Motor Vehicle Accidents in British Columbia
Being involved in a motor vehicle accident can be very scary. In addition to being scared, you are probably going to have no idea what to do next. This article is a guideline to things you should do and your rights after an accident.
1. If you or anyone in the vehicle is injured, you need to receive medical attention. This is your number one priority, not only on the day of the accident, but also on an ongoing basis. Go see your doctor regularly and report your symptoms to him or her. Take the time to get better; going back to work or to your regular activities too early can prolong your recovery.
2. Get names and contact information for all of the drivers and witnesses involved in the accident. Call the police and request a copy of the police motor vehicle accident report. If you are medically well enough to do so, make notes about the accident scene, take pictures and write down how the accident occurred.
3. It is a requirement of your ICBC insurance policy that you report any accident to ICBC, which you can do by calling 1-800-910-4222.
4. Everyone injured in a motor vehicle accident in BC can claim damages for injuries (provided that person is not “at fault” for the accident, more on this in #5 below). This includes pedestrians, cyclists, passengers and children.
5. If you were the one that caused the accident, that means you are “at fault.” Even though you can’t claim damages for any injuries you’ve sustained, you are entitled to No Fault Accident Benefits through your ICBC insurance. In order to be entitled to receive these benefits, you must give notice of the accident by calling the number in #3 above and completing an Accident Benefits Application (ICBC should give you the form) within 90 days of the accident. The No-Fault Accident Benefits entitle you to the following benefits:
a. Medical: ICBC will partially pay for treatments like physiotherapy and chiropractic care, but you will have to pay the rest (sometimes referred to as the “user fee”). Also, you should receive payments for other medical benefits like prescription drugs, crutches or other medical equipment;
b. Wage Loss: you will be entitled to receive $300 per month or 75% of your average weekly earnings, which ever is less;
c. There are also death and survivor benefits, which would cover things like funeral costs and replacement of income if the main wage earner in the household is killed in an accident.
6. ICBC might ask you to sign an authorization allowing it to obtain your medical records.
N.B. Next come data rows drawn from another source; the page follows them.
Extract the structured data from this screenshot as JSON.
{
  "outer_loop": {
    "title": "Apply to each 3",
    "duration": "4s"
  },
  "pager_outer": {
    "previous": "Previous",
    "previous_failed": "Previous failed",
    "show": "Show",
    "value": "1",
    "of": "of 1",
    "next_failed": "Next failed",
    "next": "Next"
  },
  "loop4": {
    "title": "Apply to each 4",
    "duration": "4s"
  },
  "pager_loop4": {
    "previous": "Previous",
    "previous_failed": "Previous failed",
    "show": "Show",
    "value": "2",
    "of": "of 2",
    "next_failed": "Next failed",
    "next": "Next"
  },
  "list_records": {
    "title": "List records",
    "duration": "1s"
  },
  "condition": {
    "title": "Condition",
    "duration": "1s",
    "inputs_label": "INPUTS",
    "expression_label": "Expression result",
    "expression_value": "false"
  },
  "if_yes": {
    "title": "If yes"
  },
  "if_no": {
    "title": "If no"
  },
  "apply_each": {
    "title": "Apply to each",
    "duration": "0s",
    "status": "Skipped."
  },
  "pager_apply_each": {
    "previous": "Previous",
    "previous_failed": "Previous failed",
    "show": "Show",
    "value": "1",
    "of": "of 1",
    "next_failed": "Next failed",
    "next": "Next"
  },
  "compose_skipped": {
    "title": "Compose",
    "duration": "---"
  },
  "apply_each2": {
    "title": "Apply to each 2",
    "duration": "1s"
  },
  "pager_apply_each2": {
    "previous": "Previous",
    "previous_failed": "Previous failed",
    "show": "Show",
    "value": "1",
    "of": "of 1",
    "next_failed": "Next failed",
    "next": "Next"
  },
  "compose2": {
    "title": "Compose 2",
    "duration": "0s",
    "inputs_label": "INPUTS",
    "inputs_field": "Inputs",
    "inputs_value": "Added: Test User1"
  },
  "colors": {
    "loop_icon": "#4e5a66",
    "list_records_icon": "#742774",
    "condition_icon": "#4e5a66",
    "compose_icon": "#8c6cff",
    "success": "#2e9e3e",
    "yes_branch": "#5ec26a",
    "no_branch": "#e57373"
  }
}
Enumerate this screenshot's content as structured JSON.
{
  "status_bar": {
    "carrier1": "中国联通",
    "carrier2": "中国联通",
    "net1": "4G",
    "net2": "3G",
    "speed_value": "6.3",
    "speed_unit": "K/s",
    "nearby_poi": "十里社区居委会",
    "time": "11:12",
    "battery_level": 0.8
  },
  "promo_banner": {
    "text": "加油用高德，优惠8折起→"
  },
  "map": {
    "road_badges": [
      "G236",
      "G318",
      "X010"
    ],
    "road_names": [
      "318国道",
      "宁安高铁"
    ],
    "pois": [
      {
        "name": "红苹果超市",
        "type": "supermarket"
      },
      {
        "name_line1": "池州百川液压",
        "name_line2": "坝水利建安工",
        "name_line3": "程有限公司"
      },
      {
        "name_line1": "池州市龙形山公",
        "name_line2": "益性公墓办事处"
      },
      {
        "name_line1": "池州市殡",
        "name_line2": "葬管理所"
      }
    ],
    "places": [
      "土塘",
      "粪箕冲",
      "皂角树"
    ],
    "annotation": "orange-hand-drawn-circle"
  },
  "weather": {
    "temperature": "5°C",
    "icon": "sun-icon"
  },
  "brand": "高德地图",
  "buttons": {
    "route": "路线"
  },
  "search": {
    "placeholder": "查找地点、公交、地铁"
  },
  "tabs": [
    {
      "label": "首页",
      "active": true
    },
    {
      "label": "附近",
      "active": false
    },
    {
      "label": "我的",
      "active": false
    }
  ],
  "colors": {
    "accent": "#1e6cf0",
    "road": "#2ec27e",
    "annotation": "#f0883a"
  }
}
Don’t sign it! You can gather your own medical documentation and provide it to ICBC; there is no need for ICBC to have access to your entire medical history.
7. ICBC might say that you are “at fault” for the accident. If you disagree with ICBC’s assessment of fault in the accident, you can ask them to reconsider by providing them with any evidence that wasn’t considered initially, like witness statements or pictures. If ICBC still says you are at fault, you can start a court action to have the court decide.
8. If at any time you are not sure what to do, you can speak with a lawyer about the accident. In many personal injury cases, lawyers are prepared to act for you on a “contingency fee” basis, which means that they only get paid when the claim settles and if nothing is recovered, the lawyer does not get paid. There are advantages and disadvantages to the contingency fee arrangement: you don’t have to pay anything up front or while your case progresses, but the contingency fee will often end up being more than if you paid the lawyer by his or her hourly rate. The reason that the contingency fee might be higher in the end is because the lawyer is taking a risk in acting for you with the possibility of not getting paid. The maximum contingency fee that can be charged is 33.33% of the overall settlement or court judgment.